> Records
────────────────

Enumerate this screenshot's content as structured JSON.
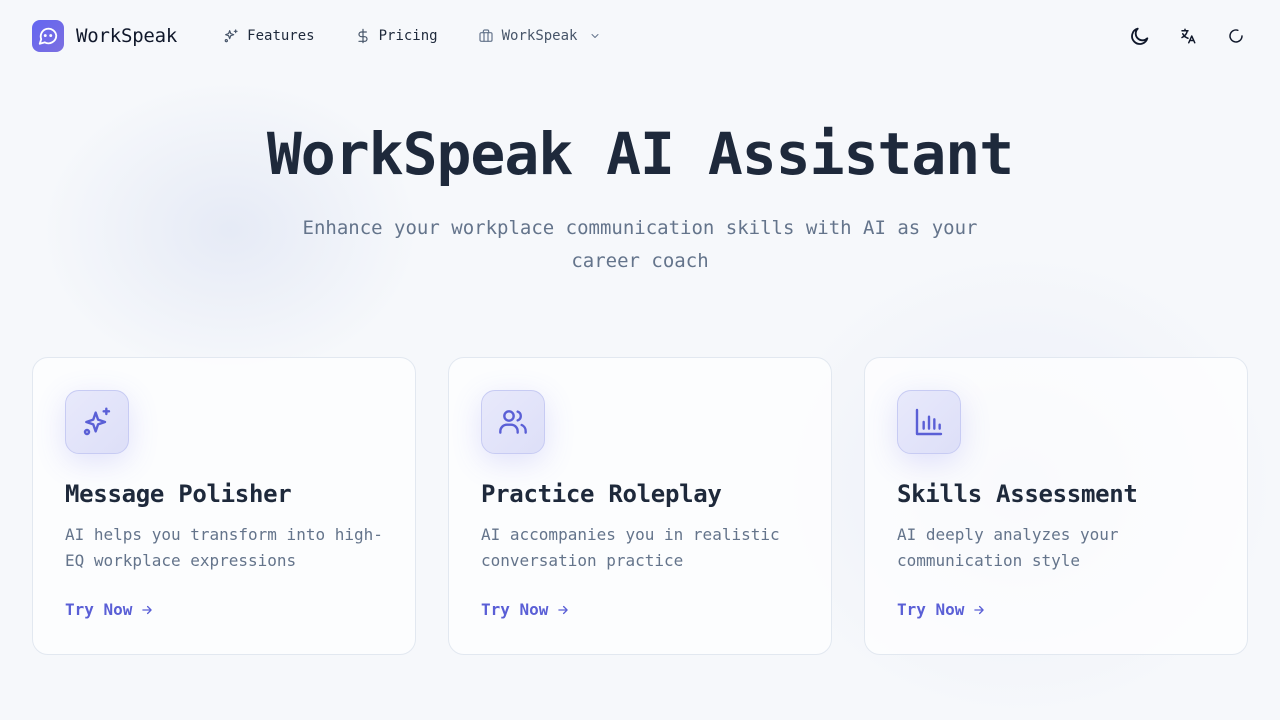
{
  "brand": {
    "name": "WorkSpeak",
    "accent": "#6366f1"
  },
  "nav": {
    "features": "Features",
    "pricing": "Pricing",
    "workspeak": "WorkSpeak"
  },
  "hero": {
    "title": "WorkSpeak AI Assistant",
    "subtitle": "Enhance your workplace communication skills with AI as your career coach"
  },
  "cards": [
    {
      "icon": "sparkles-icon",
      "title": "Message Polisher",
      "description": "AI helps you transform into high-EQ workplace expressions",
      "cta": "Try Now"
    },
    {
      "icon": "users-icon",
      "title": "Practice Roleplay",
      "description": "AI accompanies you in realistic conversation practice",
      "cta": "Try Now"
    },
    {
      "icon": "bar-chart-icon",
      "title": "Skills Assessment",
      "description": "AI deeply analyzes your communication style",
      "cta": "Try Now"
    }
  ]
}
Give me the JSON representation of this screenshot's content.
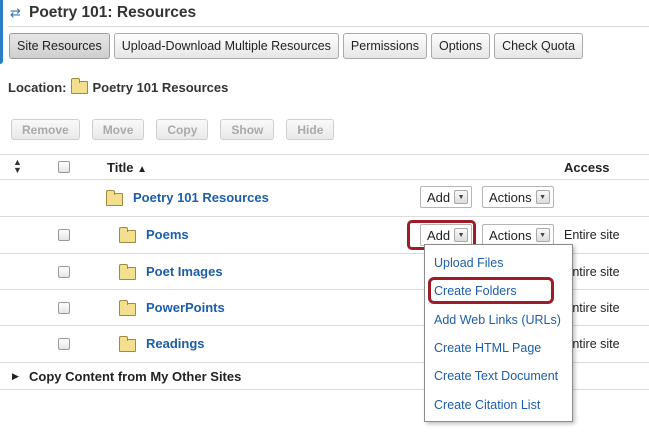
{
  "page": {
    "title": "Poetry 101: Resources"
  },
  "toolbar": {
    "tabs": [
      {
        "label": "Site Resources"
      },
      {
        "label": "Upload-Download Multiple Resources"
      },
      {
        "label": "Permissions"
      },
      {
        "label": "Options"
      },
      {
        "label": "Check Quota"
      }
    ],
    "active_tab": "Site Resources"
  },
  "location": {
    "label": "Location:",
    "folder": "Poetry 101 Resources"
  },
  "actions": {
    "remove": "Remove",
    "move": "Move",
    "copy": "Copy",
    "show": "Show",
    "hide": "Hide"
  },
  "table": {
    "headers": {
      "title": "Title",
      "access": "Access"
    },
    "root": {
      "name": "Poetry 101 Resources",
      "add": "Add",
      "actions": "Actions"
    },
    "rows": [
      {
        "name": "Poems",
        "access": "Entire site",
        "add": "Add",
        "actions": "Actions"
      },
      {
        "name": "Poet Images",
        "access": "Entire site"
      },
      {
        "name": "PowerPoints",
        "access": "Entire site"
      },
      {
        "name": "Readings",
        "access": "Entire site"
      }
    ]
  },
  "add_menu": {
    "items": [
      {
        "label": "Upload Files"
      },
      {
        "label": "Create Folders"
      },
      {
        "label": "Add Web Links (URLs)"
      },
      {
        "label": "Create HTML Page"
      },
      {
        "label": "Create Text Document"
      },
      {
        "label": "Create Citation List"
      }
    ],
    "highlighted": "Create Folders"
  },
  "footer": {
    "copy_content": "Copy Content from My Other Sites"
  },
  "colors": {
    "link": "#1c5ea9",
    "highlight": "#9e1c28",
    "folder": "#f3df8e"
  }
}
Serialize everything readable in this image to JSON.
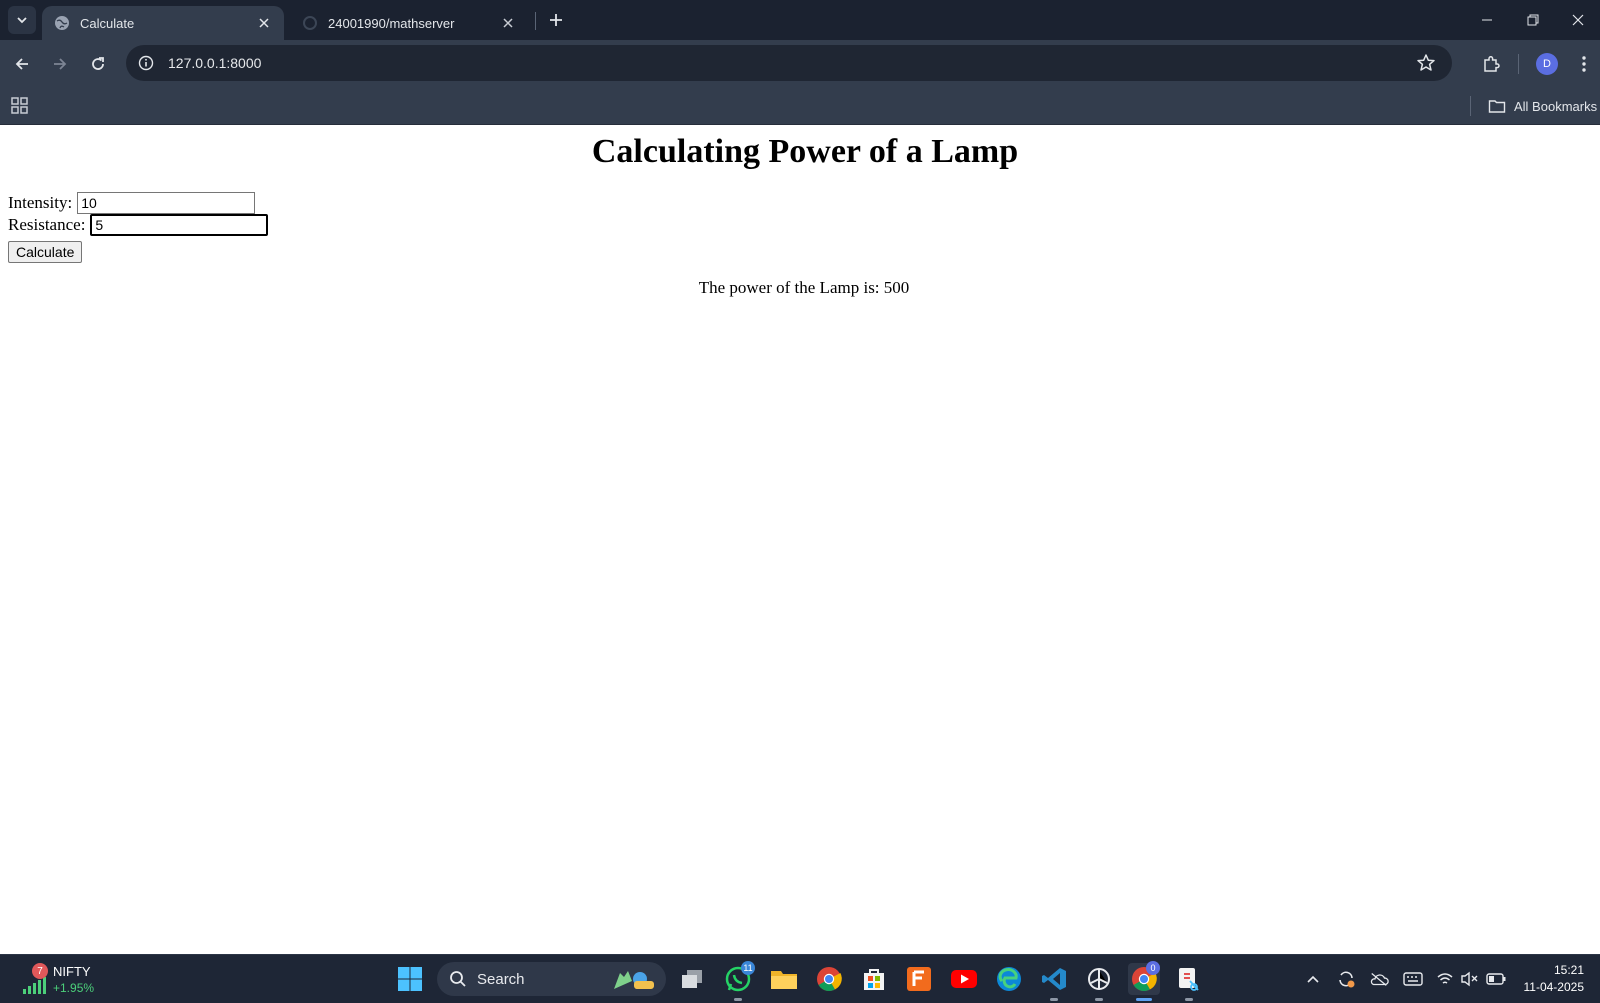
{
  "browser": {
    "tabs": [
      {
        "title": "Calculate",
        "active": true
      },
      {
        "title": "24001990/mathserver",
        "active": false
      }
    ],
    "address_bar": {
      "url": "127.0.0.1:8000"
    },
    "profile_initial": "D",
    "bookmarks_bar": {
      "all_bookmarks_label": "All Bookmarks"
    }
  },
  "page": {
    "heading": "Calculating Power of a Lamp",
    "form": {
      "intensity_label": "Intensity:",
      "intensity_value": "10",
      "resistance_label": "Resistance:",
      "resistance_value": "5",
      "submit_label": "Calculate"
    },
    "result_text": "The power of the Lamp is: 500"
  },
  "taskbar": {
    "widget": {
      "badge_count": "7",
      "name": "NIFTY",
      "change": "+1.95%"
    },
    "search_label": "Search",
    "whatsapp_badge": "11",
    "chrome_badge": "0",
    "clock": {
      "time": "15:21",
      "date": "11-04-2025"
    }
  },
  "colors": {
    "tabstrip": "#1b2230",
    "toolbar": "#333d4d",
    "taskbar": "#1e2636",
    "accent": "#5ea1f2"
  }
}
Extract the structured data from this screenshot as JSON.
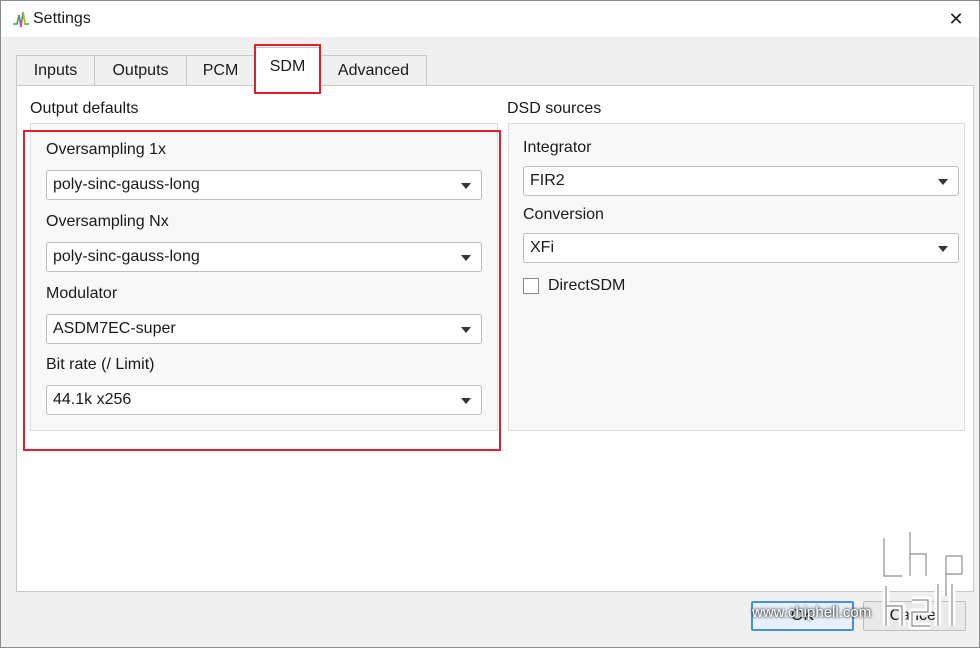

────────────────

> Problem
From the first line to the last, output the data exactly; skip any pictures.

> Solution to this exercise
Enumerate this screenshot's content as structured JSON.
{
  "brand": {
    "name": "WorkSpeak",
    "accent": "#6366f1"
  },
  "nav": {
    "features": "Features",
    "pricing": "Pricing",
    "workspeak": "WorkSpeak"
  },
  "hero": {
    "title": "WorkSpeak AI Assistant",
    "subtitle": "Enhance your workplace communication skills with AI as your career coach"
  },
  "cards": [
    {
      "icon": "sparkles-icon",
      "title": "Message Polisher",
      "description": "AI helps you transform into high-EQ workplace expressions",
      "cta": "Try Now"
    },
    {
      "icon": "users-icon",
      "title": "Practice Roleplay",
      "description": "AI accompanies you in realistic conversation practice",
      "cta": "Try Now"
    },
    {
      "icon": "bar-chart-icon",
      "title": "Skills Assessment",
      "description": "AI deeply analyzes your communication style",
      "cta": "Try Now"
    }
  ]
}
Give me the JSON representation of this screenshot's content.
{
  "page": {
    "title": "Poetry 101: Resources"
  },
  "toolbar": {
    "tabs": [
      {
        "label": "Site Resources"
      },
      {
        "label": "Upload-Download Multiple Resources"
      },
      {
        "label": "Permissions"
      },
      {
        "label": "Options"
      },
      {
        "label": "Check Quota"
      }
    ],
    "active_tab": "Site Resources"
  },
  "location": {
    "label": "Location:",
    "folder": "Poetry 101 Resources"
  },
  "actions": {
    "remove": "Remove",
    "move": "Move",
    "copy": "Copy",
    "show": "Show",
    "hide": "Hide"
  },
  "table": {
    "headers": {
      "title": "Title",
      "access": "Access"
    },
    "root": {
      "name": "Poetry 101 Resources",
      "add": "Add",
      "actions": "Actions"
    },
    "rows": [
      {
        "name": "Poems",
        "access": "Entire site",
        "add": "Add",
        "actions": "Actions"
      },
      {
        "name": "Poet Images",
        "access": "Entire site"
      },
      {
        "name": "PowerPoints",
        "access": "Entire site"
      },
      {
        "name": "Readings",
        "access": "Entire site"
      }
    ]
  },
  "add_menu": {
    "items": [
      {
        "label": "Upload Files"
      },
      {
        "label": "Create Folders"
      },
      {
        "label": "Add Web Links (URLs)"
      },
      {
        "label": "Create HTML Page"
      },
      {
        "label": "Create Text Document"
      },
      {
        "label": "Create Citation List"
      }
    ],
    "highlighted": "Create Folders"
  },
  "footer": {
    "copy_content": "Copy Content from My Other Sites"
  },
  "colors": {
    "link": "#1c5ea9",
    "highlight": "#9e1c28",
    "folder": "#f3df8e"
  }
}
Serialize everything readable in this image to JSON.
{
  "browser": {
    "tabs": [
      {
        "title": "Calculate",
        "active": true
      },
      {
        "title": "24001990/mathserver",
        "active": false
      }
    ],
    "address_bar": {
      "url": "127.0.0.1:8000"
    },
    "profile_initial": "D",
    "bookmarks_bar": {
      "all_bookmarks_label": "All Bookmarks"
    }
  },
  "page": {
    "heading": "Calculating Power of a Lamp",
    "form": {
      "intensity_label": "Intensity:",
      "intensity_value": "10",
      "resistance_label": "Resistance:",
      "resistance_value": "5",
      "submit_label": "Calculate"
    },
    "result_text": "The power of the Lamp is: 500"
  },
  "taskbar": {
    "widget": {
      "badge_count": "7",
      "name": "NIFTY",
      "change": "+1.95%"
    },
    "search_label": "Search",
    "whatsapp_badge": "11",
    "chrome_badge": "0",
    "clock": {
      "time": "15:21",
      "date": "11-04-2025"
    }
  },
  "colors": {
    "tabstrip": "#1b2230",
    "toolbar": "#333d4d",
    "taskbar": "#1e2636",
    "accent": "#5ea1f2"
  }
}
Extract the structured data from this screenshot as JSON.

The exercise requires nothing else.